> [EXERCISE BRIEF]: Produce a faithful copy of the data, one that leaves out the pictures.

> [PROVIDED INFORMATION]:
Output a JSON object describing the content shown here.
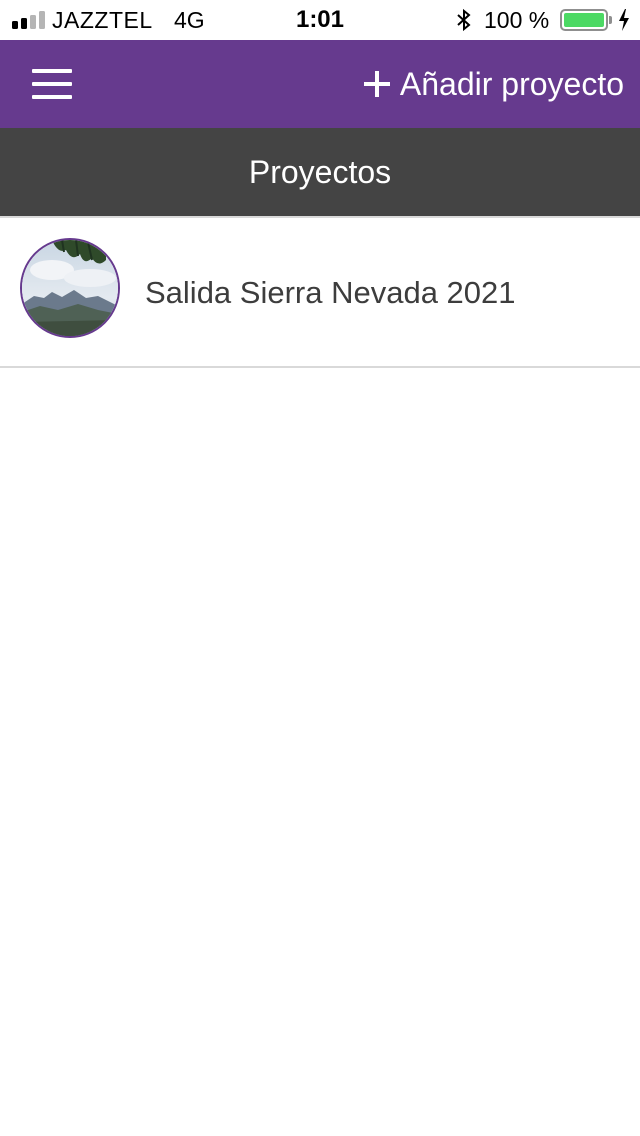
{
  "status_bar": {
    "carrier": "JAZZTEL",
    "network": "4G",
    "time": "1:01",
    "battery_percent": "100 %",
    "battery_level": 1.0,
    "signal_bars_active": 2,
    "signal_bars_total": 4,
    "icons": [
      "signal-icon",
      "bluetooth-icon",
      "battery-icon",
      "charging-icon"
    ]
  },
  "app_bar": {
    "menu_icon": "hamburger-menu-icon",
    "add_icon": "plus-icon",
    "add_label": "Añadir proyecto",
    "color": "#663a8e"
  },
  "section": {
    "title": "Proyectos",
    "color": "#444444"
  },
  "projects": [
    {
      "name": "Salida Sierra Nevada 2021",
      "thumbnail": "mountain-landscape-photo"
    }
  ]
}
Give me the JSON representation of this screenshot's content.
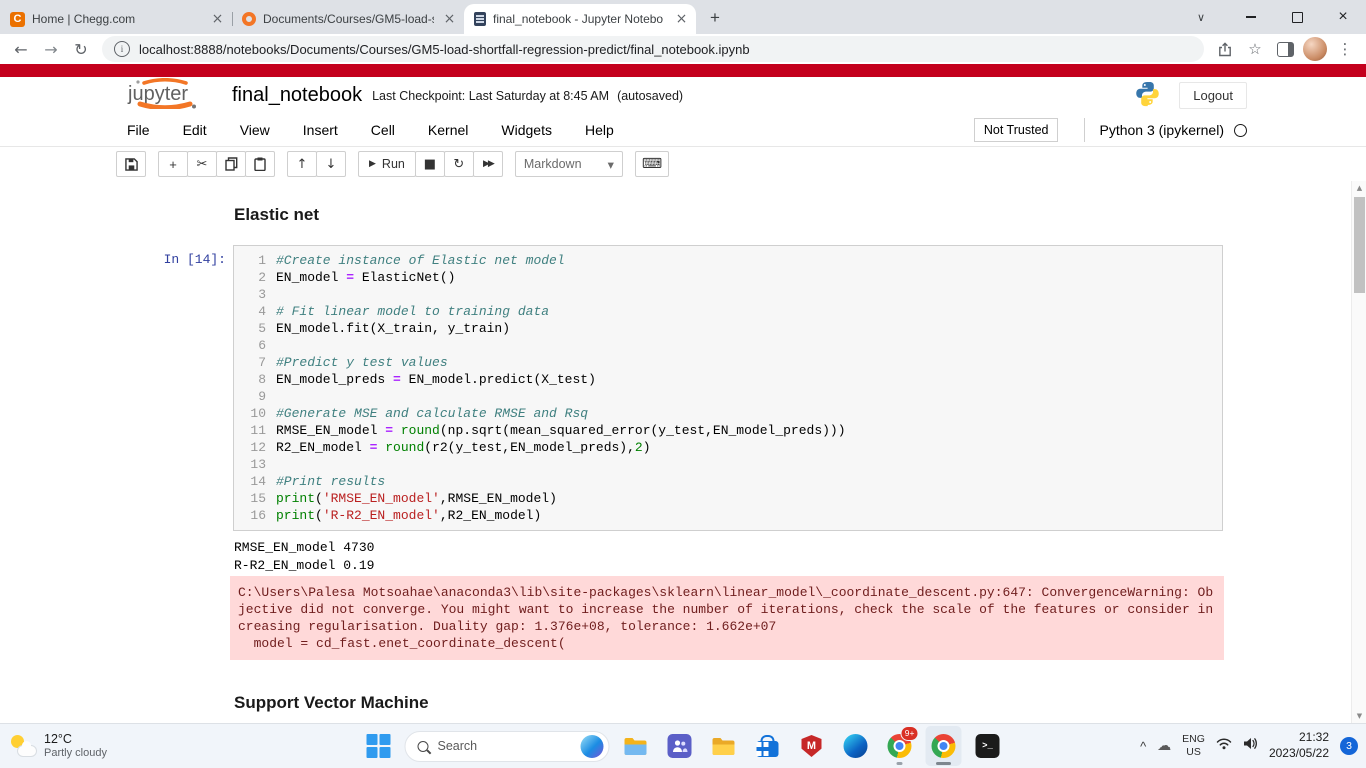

> [RESPONSE TO THIS EXERCISE]:
Output a JSON object describing the content shown here.
{
  "status_bar": {
    "carrier": "JAZZTEL",
    "network": "4G",
    "time": "1:01",
    "battery_percent": "100 %",
    "battery_level": 1.0,
    "signal_bars_active": 2,
    "signal_bars_total": 4,
    "icons": [
      "signal-icon",
      "bluetooth-icon",
      "battery-icon",
      "charging-icon"
    ]
  },
  "app_bar": {
    "menu_icon": "hamburger-menu-icon",
    "add_icon": "plus-icon",
    "add_label": "Añadir proyecto",
    "color": "#663a8e"
  },
  "section": {
    "title": "Proyectos",
    "color": "#444444"
  },
  "projects": [
    {
      "name": "Salida Sierra Nevada 2021",
      "thumbnail": "mountain-landscape-photo"
    }
  ]
}
Give me the JSON representation of this screenshot's content.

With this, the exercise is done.